Mar 2012: A credit card size XP information card requested by patients and XP Support Group. Action: ‘XP’ information card giving details on diagnosis/contact details/safety has been designed and approved by Guy’s and St Thomas’ Trust communications team.
We are trying to continually improve your service and are grateful for all your feedback.
The XP Service website has been developed and is now live.
Patients and other health care professionals can find links to patient information leaflets, XP Support Group details, information about the National XP Service and details about clinic, and the XP team members. We hope that guidelines for the care of XP patients will be accessed from this site in the future by healthcare professionals in the UK and abroad. We would like to hear your views about the website.
The Clinical Nurse Specialists
Sally Turner and Katie Mullard, the XP clinical nurse specialists, continue with all their hard work both in the hospital and as part of their outreach programme in the community. They have been busy travelling the length and breadth of the country, visiting patients in their homes, schools, colleges, and places of work, assessing their sun protection and giving advice and support on all aspects of their care. The outreach programme is an important and valuable part of the service and has been discussed and promoted in clinic, in addition letters have been sent to all XP patients informing them of the availability of this service. The XP Support Group has also promoted this. As an extension of this activity, Sally and Katie have arranged a formal study date at St Thomas’ hospital in July 2012 for school teachers/welfare representatives in order to education and facilitate good practice across the country. Please contact Sally Turner at St Thomas’ Hospital if you would like further details.

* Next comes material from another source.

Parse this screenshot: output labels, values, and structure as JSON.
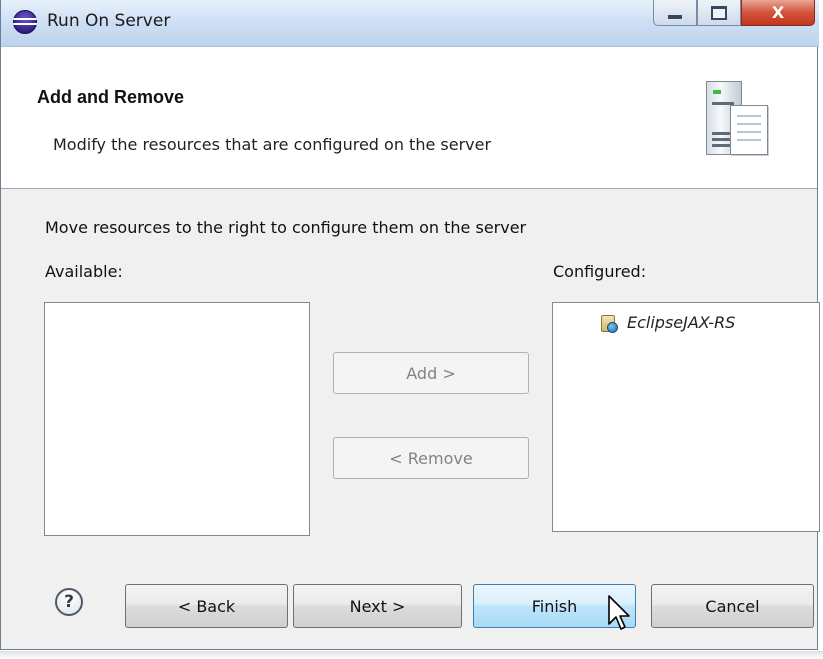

Education remains a high priority for the team. This is not only important for our personal development but also to increase awareness about XP and the National Service amongst the general public, UK and international dermatologists and other associated specialists. We have given numerous lectures/presentations at national and international dermatology, ophthalmology, and neurology conferences, and we are currently preparing for the upcoming British Association of Dermatologists (BAD) and the British Dermatological Nursing Group (BDNG) annual meeting in July 2012 where XP features heavily. Prior to this Sally and Katie will be visiting the long-standing and world-renowned XP service at the National Institute of Health (NIH) in the States for personal education and for ideas of service development and improvement in the UK. Sally and Katie will also be holding an XP education day for teachers and assistants of XP children at the end of June. If you have children of school age, could you please bring this to their attention as we plan to run more of these days in the future.

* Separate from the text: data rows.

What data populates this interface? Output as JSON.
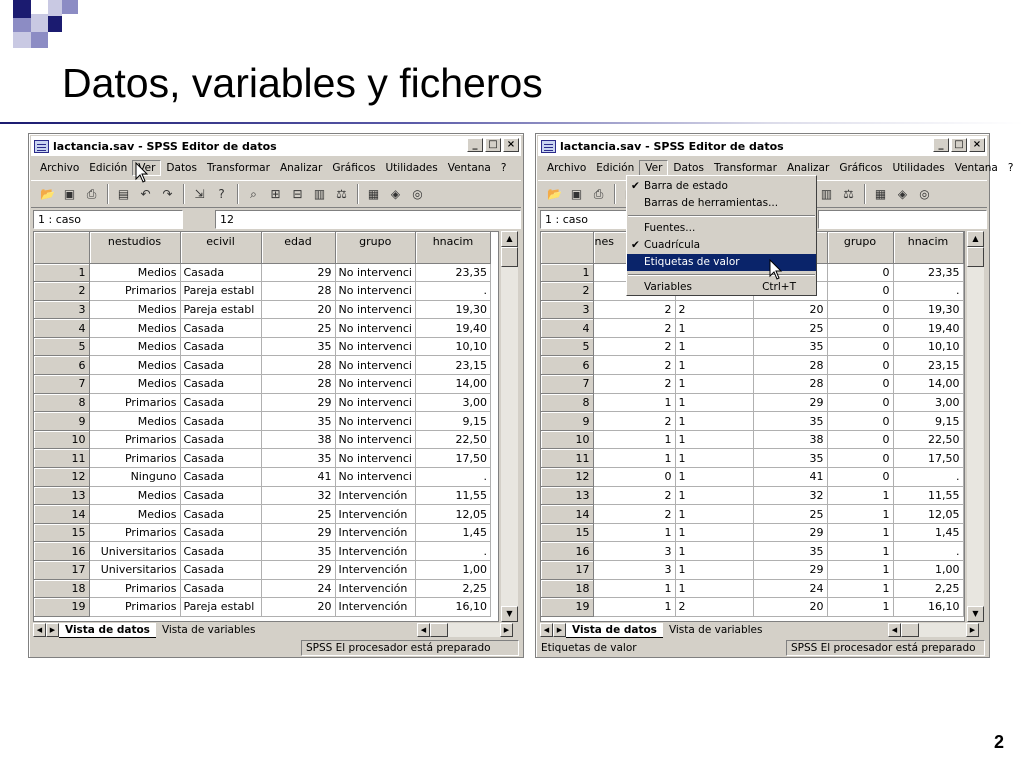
{
  "slide": {
    "title": "Datos, variables y ficheros",
    "page_number": "2",
    "accent_colors": [
      "#1b1b70",
      "#8c8cc4",
      "#c9c9e3"
    ]
  },
  "window_title": "lactancia.sav - SPSS Editor de datos",
  "window_buttons": [
    "_",
    "□",
    "×"
  ],
  "menu": [
    "Archivo",
    "Edición",
    "Ver",
    "Datos",
    "Transformar",
    "Analizar",
    "Gráficos",
    "Utilidades",
    "Ventana",
    "?"
  ],
  "toolbar_icons": [
    "open-icon",
    "save-icon",
    "print-icon",
    "dialog-recall-icon",
    "undo-icon",
    "redo-icon",
    "goto-case-icon",
    "variables-icon",
    "find-icon",
    "insert-case-icon",
    "insert-variable-icon",
    "split-file-icon",
    "weight-cases-icon",
    "select-cases-icon",
    "value-labels-icon",
    "use-sets-icon"
  ],
  "cell_ref": "1 : caso",
  "cell_value": "12",
  "columns": [
    "nestudios",
    "ecivil",
    "edad",
    "grupo",
    "hnacim"
  ],
  "rows_labels": [
    [
      "1",
      "Medios",
      "Casada",
      "29",
      "No intervenci",
      "23,35"
    ],
    [
      "2",
      "Primarios",
      "Pareja establ",
      "28",
      "No intervenci",
      "."
    ],
    [
      "3",
      "Medios",
      "Pareja establ",
      "20",
      "No intervenci",
      "19,30"
    ],
    [
      "4",
      "Medios",
      "Casada",
      "25",
      "No intervenci",
      "19,40"
    ],
    [
      "5",
      "Medios",
      "Casada",
      "35",
      "No intervenci",
      "10,10"
    ],
    [
      "6",
      "Medios",
      "Casada",
      "28",
      "No intervenci",
      "23,15"
    ],
    [
      "7",
      "Medios",
      "Casada",
      "28",
      "No intervenci",
      "14,00"
    ],
    [
      "8",
      "Primarios",
      "Casada",
      "29",
      "No intervenci",
      "3,00"
    ],
    [
      "9",
      "Medios",
      "Casada",
      "35",
      "No intervenci",
      "9,15"
    ],
    [
      "10",
      "Primarios",
      "Casada",
      "38",
      "No intervenci",
      "22,50"
    ],
    [
      "11",
      "Primarios",
      "Casada",
      "35",
      "No intervenci",
      "17,50"
    ],
    [
      "12",
      "Ninguno",
      "Casada",
      "41",
      "No intervenci",
      "."
    ],
    [
      "13",
      "Medios",
      "Casada",
      "32",
      "Intervención",
      "11,55"
    ],
    [
      "14",
      "Medios",
      "Casada",
      "25",
      "Intervención",
      "12,05"
    ],
    [
      "15",
      "Primarios",
      "Casada",
      "29",
      "Intervención",
      "1,45"
    ],
    [
      "16",
      "Universitarios",
      "Casada",
      "35",
      "Intervención",
      "."
    ],
    [
      "17",
      "Universitarios",
      "Casada",
      "29",
      "Intervención",
      "1,00"
    ],
    [
      "18",
      "Primarios",
      "Casada",
      "24",
      "Intervención",
      "2,25"
    ],
    [
      "19",
      "Primarios",
      "Pareja establ",
      "20",
      "Intervención",
      "16,10"
    ]
  ],
  "rows_values": [
    [
      "1",
      "",
      "",
      "",
      "0",
      "23,35"
    ],
    [
      "2",
      "",
      "",
      "",
      "0",
      "."
    ],
    [
      "3",
      "2",
      "2",
      "20",
      "0",
      "19,30"
    ],
    [
      "4",
      "2",
      "1",
      "25",
      "0",
      "19,40"
    ],
    [
      "5",
      "2",
      "1",
      "35",
      "0",
      "10,10"
    ],
    [
      "6",
      "2",
      "1",
      "28",
      "0",
      "23,15"
    ],
    [
      "7",
      "2",
      "1",
      "28",
      "0",
      "14,00"
    ],
    [
      "8",
      "1",
      "1",
      "29",
      "0",
      "3,00"
    ],
    [
      "9",
      "2",
      "1",
      "35",
      "0",
      "9,15"
    ],
    [
      "10",
      "1",
      "1",
      "38",
      "0",
      "22,50"
    ],
    [
      "11",
      "1",
      "1",
      "35",
      "0",
      "17,50"
    ],
    [
      "12",
      "0",
      "1",
      "41",
      "0",
      "."
    ],
    [
      "13",
      "2",
      "1",
      "32",
      "1",
      "11,55"
    ],
    [
      "14",
      "2",
      "1",
      "25",
      "1",
      "12,05"
    ],
    [
      "15",
      "1",
      "1",
      "29",
      "1",
      "1,45"
    ],
    [
      "16",
      "3",
      "1",
      "35",
      "1",
      "."
    ],
    [
      "17",
      "3",
      "1",
      "29",
      "1",
      "1,00"
    ],
    [
      "18",
      "1",
      "1",
      "24",
      "1",
      "2,25"
    ],
    [
      "19",
      "1",
      "2",
      "20",
      "1",
      "16,10"
    ]
  ],
  "right_partial_header": "nes",
  "tabs": [
    "Vista de datos",
    "Vista de variables"
  ],
  "status_text": "SPSS El procesador  está preparado",
  "status_left_right": "Etiquetas de valor",
  "ver_menu": {
    "items": [
      {
        "label": "Barra de estado",
        "checked": true
      },
      {
        "label": "Barras de herramientas...",
        "checked": false
      },
      {
        "separator": true
      },
      {
        "label": "Fuentes...",
        "checked": false
      },
      {
        "label": "Cuadrícula",
        "checked": true
      },
      {
        "label": "Etiquetas de valor",
        "checked": false,
        "highlighted": true
      },
      {
        "separator": true
      },
      {
        "label": "Variables",
        "checked": false,
        "shortcut": "Ctrl+T"
      }
    ]
  }
}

The XP team is aware that one of the most important aspects of the service is translational research, driving and improving clinical care for patients. We have recently been granted ethics approval for the first of, hopefully, many projects. As an initial step we plan to collect detailed clinical and genetic data on all XP patients attending the clinic with their consent. This will improve our understanding of the molecular basis of disease. Patient and their families will be sent the patient information leaflets on this project before their appointments at St Thomas’ Hospital. After an opportunity to ask questions and discuss details with the team on the day of their appointment, they will be asked for their consent. The team will also be working with national and international colleagues to drive translational research forward. Our key objectives are assessment of new topical treatments for the skin, validation of faster diagnostic tests, development of novel therapeutic approaches that might protect against neurological disease progression, and improvement and expansion of prenatal testing options for families at risk of disease.
Please do not hesitate to contact us with any queries.

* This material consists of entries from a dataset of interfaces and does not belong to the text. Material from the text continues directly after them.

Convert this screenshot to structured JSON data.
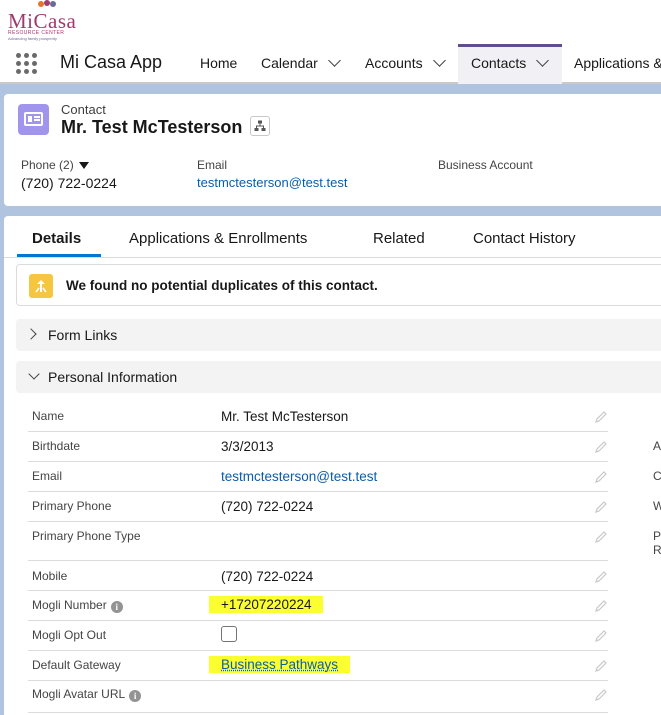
{
  "brand": {
    "logo_word": "MiCasa",
    "logo_sub": "RESOURCE CENTER",
    "logo_tag": "Advancing family prosperity"
  },
  "app": {
    "name": "Mi Casa App"
  },
  "nav": [
    {
      "label": "Home",
      "has_menu": false,
      "active": false
    },
    {
      "label": "Calendar",
      "has_menu": true,
      "active": false
    },
    {
      "label": "Accounts",
      "has_menu": true,
      "active": false
    },
    {
      "label": "Contacts",
      "has_menu": true,
      "active": true
    },
    {
      "label": "Applications &",
      "has_menu": false,
      "active": false
    }
  ],
  "record": {
    "type": "Contact",
    "name": "Mr. Test McTesterson",
    "highlights": {
      "phone_label": "Phone (2)",
      "phone_value": "(720) 722-0224",
      "email_label": "Email",
      "email_value": "testmctesterson@test.test",
      "business_account_label": "Business Account"
    }
  },
  "tabs": [
    "Details",
    "Applications & Enrollments",
    "Related",
    "Contact History"
  ],
  "duplicate_alert": "We found no potential duplicates of this contact.",
  "sections": {
    "form_links": "Form Links",
    "personal_info": "Personal Information"
  },
  "fields": [
    {
      "label": "Name",
      "value": "Mr. Test McTesterson"
    },
    {
      "label": "Birthdate",
      "value": "3/3/2013"
    },
    {
      "label": "Email",
      "value": "testmctesterson@test.test"
    },
    {
      "label": "Primary Phone",
      "value": "(720) 722-0224"
    },
    {
      "label": "Primary Phone Type",
      "value": ""
    },
    {
      "label": "Mobile",
      "value": "(720) 722-0224"
    },
    {
      "label": "Mogli Number",
      "value": "+17207220224"
    },
    {
      "label": "Mogli Opt Out",
      "value": ""
    },
    {
      "label": "Default Gateway",
      "value": "Business Pathways"
    },
    {
      "label": "Mogli Avatar URL",
      "value": ""
    }
  ],
  "right_column_fragments": [
    "A",
    "C",
    "W",
    "P",
    "R"
  ],
  "colors": {
    "brand_purple": "#5e4e8f",
    "contact_icon": "#a094ed",
    "link": "#0b5cab",
    "highlight": "#fbff2f",
    "tab_accent": "#0176d3"
  }
}
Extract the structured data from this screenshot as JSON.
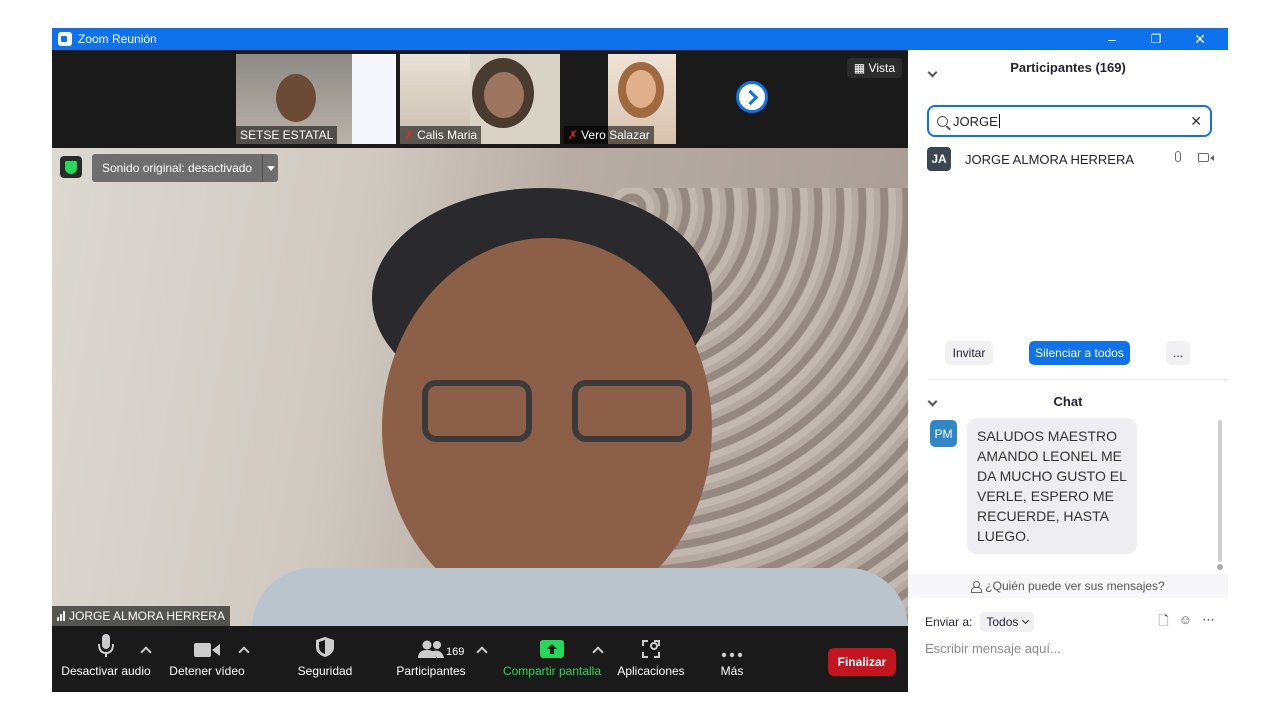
{
  "window": {
    "title": "Zoom Reunión",
    "controls": [
      "–",
      "❐",
      "✕"
    ]
  },
  "gallery": {
    "thumbnails": [
      {
        "name": "SETSE ESTATAL",
        "muted": false
      },
      {
        "name": "Calis Maria",
        "muted": true
      },
      {
        "name": "Vero Salazar",
        "muted": true
      }
    ],
    "view_label": "Vista"
  },
  "main_video": {
    "audio_label": "Sonido original: desactivado",
    "speaker_name": "JORGE ALMORA HERRERA"
  },
  "toolbar": {
    "audio": "Desactivar audio",
    "video": "Detener vídeo",
    "security": "Seguridad",
    "participants": "Participantes",
    "participants_count": "169",
    "share": "Compartir pantalla",
    "apps": "Aplicaciones",
    "more": "Más",
    "end": "Finalizar"
  },
  "participants_panel": {
    "title": "Participantes (169)",
    "search_value": "JORGE",
    "results": [
      {
        "initials": "JA",
        "name": "JORGE ALMORA HERRERA"
      }
    ],
    "invite": "Invitar",
    "mute_all": "Silenciar a todos",
    "more": "..."
  },
  "chat": {
    "title": "Chat",
    "messages": [
      {
        "initials": "PM",
        "text": "SALUDOS MAESTRO AMANDO LEONEL ME DA MUCHO GUSTO EL VERLE, ESPERO ME RECUERDE, HASTA LUEGO."
      }
    ],
    "who_can_see": "¿Quién puede ver sus mensajes?",
    "send_to_label": "Enviar a:",
    "send_to_value": "Todos",
    "input_placeholder": "Escribir mensaje aquí..."
  },
  "colors": {
    "brand_blue": "#0e72ed",
    "end_red": "#c4141f",
    "share_green": "#23d959",
    "toolbar_bg": "#1a1a1a"
  }
}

I look forward to hearing from you.
Clinical Lead, Nationally Commissioned XP Service